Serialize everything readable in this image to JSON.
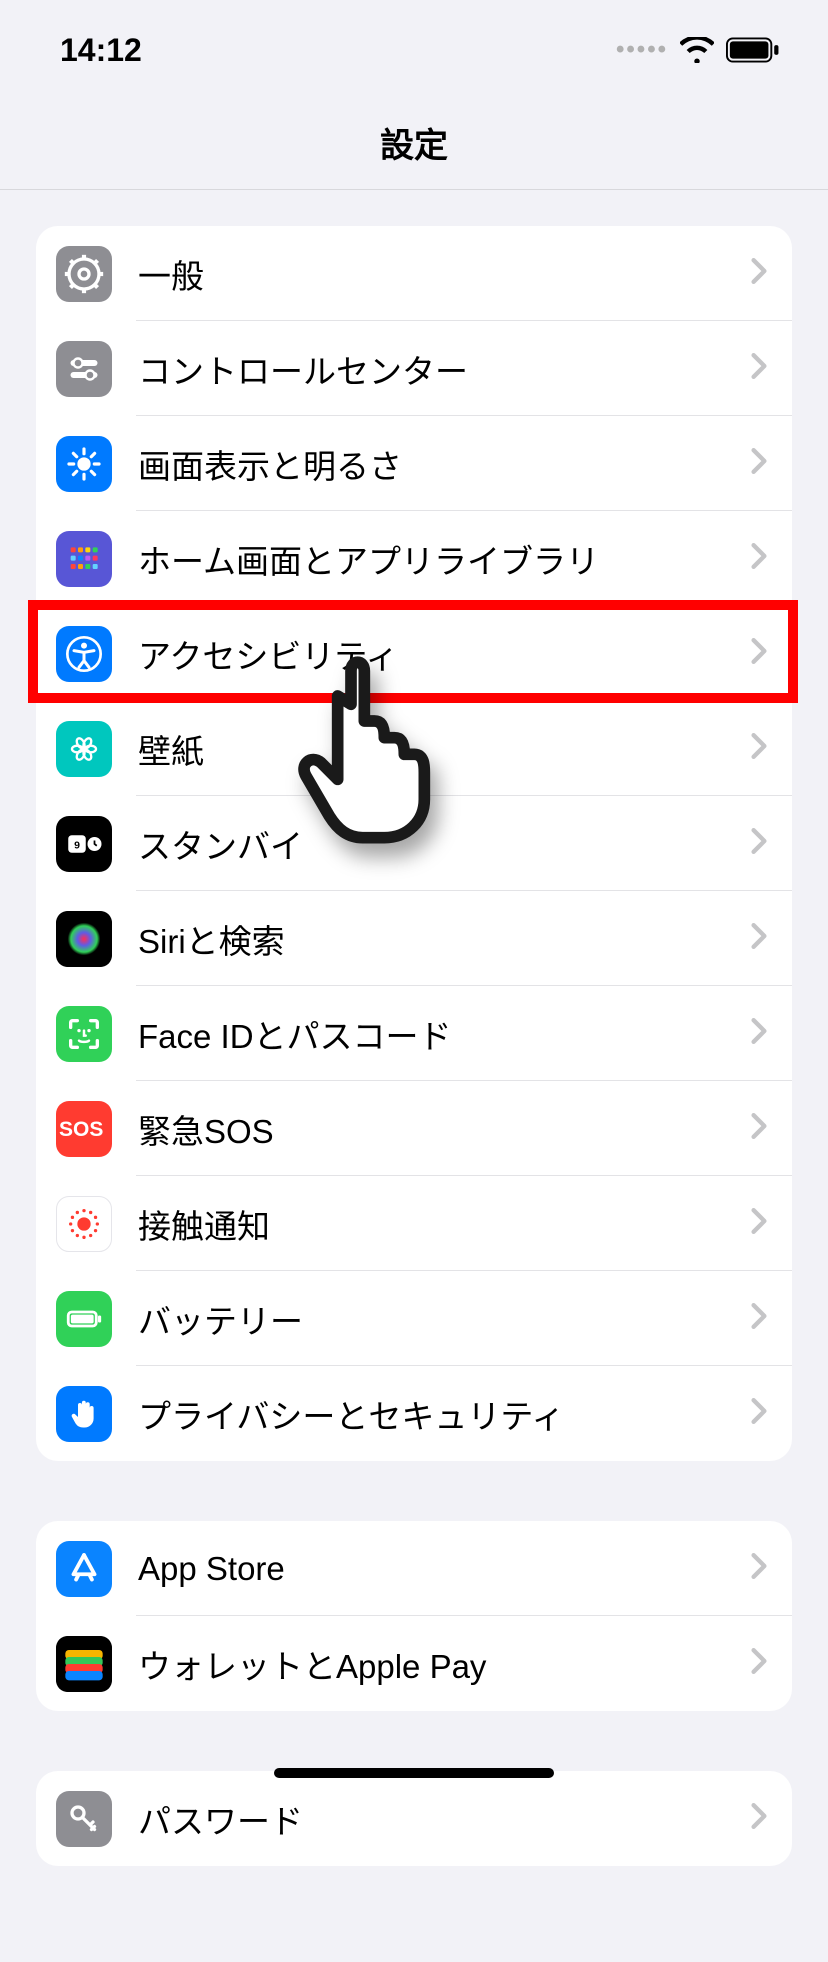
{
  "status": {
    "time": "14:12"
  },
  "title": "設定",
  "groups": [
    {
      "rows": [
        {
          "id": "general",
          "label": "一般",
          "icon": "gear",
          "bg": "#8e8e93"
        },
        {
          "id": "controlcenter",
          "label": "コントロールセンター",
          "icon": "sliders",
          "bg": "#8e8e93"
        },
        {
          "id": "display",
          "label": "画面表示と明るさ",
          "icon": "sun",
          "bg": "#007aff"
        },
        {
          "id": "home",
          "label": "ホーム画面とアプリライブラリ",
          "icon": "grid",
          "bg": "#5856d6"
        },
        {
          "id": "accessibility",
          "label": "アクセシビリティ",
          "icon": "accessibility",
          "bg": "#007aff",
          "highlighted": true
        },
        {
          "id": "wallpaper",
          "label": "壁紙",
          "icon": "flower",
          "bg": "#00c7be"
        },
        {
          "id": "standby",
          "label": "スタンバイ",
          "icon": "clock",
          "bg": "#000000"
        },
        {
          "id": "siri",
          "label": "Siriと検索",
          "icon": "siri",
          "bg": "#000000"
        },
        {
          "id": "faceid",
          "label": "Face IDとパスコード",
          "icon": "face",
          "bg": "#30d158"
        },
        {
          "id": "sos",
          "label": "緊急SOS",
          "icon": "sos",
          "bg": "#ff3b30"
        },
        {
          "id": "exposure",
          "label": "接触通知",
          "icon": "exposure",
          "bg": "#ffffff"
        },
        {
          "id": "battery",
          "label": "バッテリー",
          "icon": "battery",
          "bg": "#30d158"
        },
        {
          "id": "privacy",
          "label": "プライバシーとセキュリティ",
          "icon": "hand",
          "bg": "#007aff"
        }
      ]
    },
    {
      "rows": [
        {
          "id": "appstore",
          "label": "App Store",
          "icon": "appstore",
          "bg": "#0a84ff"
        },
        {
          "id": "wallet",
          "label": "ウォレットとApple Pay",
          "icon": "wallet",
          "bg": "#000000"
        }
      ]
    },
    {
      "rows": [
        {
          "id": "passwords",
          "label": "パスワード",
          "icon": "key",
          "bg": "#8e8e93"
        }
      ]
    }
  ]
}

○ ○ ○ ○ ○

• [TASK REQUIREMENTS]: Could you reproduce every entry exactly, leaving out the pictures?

• [ANSWER]:
Serialize everything readable in this image to JSON.
{
  "status": {
    "time": "14:12"
  },
  "title": "設定",
  "groups": [
    {
      "rows": [
        {
          "id": "general",
          "label": "一般",
          "icon": "gear",
          "bg": "#8e8e93"
        },
        {
          "id": "controlcenter",
          "label": "コントロールセンター",
          "icon": "sliders",
          "bg": "#8e8e93"
        },
        {
          "id": "display",
          "label": "画面表示と明るさ",
          "icon": "sun",
          "bg": "#007aff"
        },
        {
          "id": "home",
          "label": "ホーム画面とアプリライブラリ",
          "icon": "grid",
          "bg": "#5856d6"
        },
        {
          "id": "accessibility",
          "label": "アクセシビリティ",
          "icon": "accessibility",
          "bg": "#007aff",
          "highlighted": true
        },
        {
          "id": "wallpaper",
          "label": "壁紙",
          "icon": "flower",
          "bg": "#00c7be"
        },
        {
          "id": "standby",
          "label": "スタンバイ",
          "icon": "clock",
          "bg": "#000000"
        },
        {
          "id": "siri",
          "label": "Siriと検索",
          "icon": "siri",
          "bg": "#000000"
        },
        {
          "id": "faceid",
          "label": "Face IDとパスコード",
          "icon": "face",
          "bg": "#30d158"
        },
        {
          "id": "sos",
          "label": "緊急SOS",
          "icon": "sos",
          "bg": "#ff3b30"
        },
        {
          "id": "exposure",
          "label": "接触通知",
          "icon": "exposure",
          "bg": "#ffffff"
        },
        {
          "id": "battery",
          "label": "バッテリー",
          "icon": "battery",
          "bg": "#30d158"
        },
        {
          "id": "privacy",
          "label": "プライバシーとセキュリティ",
          "icon": "hand",
          "bg": "#007aff"
        }
      ]
    },
    {
      "rows": [
        {
          "id": "appstore",
          "label": "App Store",
          "icon": "appstore",
          "bg": "#0a84ff"
        },
        {
          "id": "wallet",
          "label": "ウォレットとApple Pay",
          "icon": "wallet",
          "bg": "#000000"
        }
      ]
    },
    {
      "rows": [
        {
          "id": "passwords",
          "label": "パスワード",
          "icon": "key",
          "bg": "#8e8e93"
        }
      ]
    }
  ]
}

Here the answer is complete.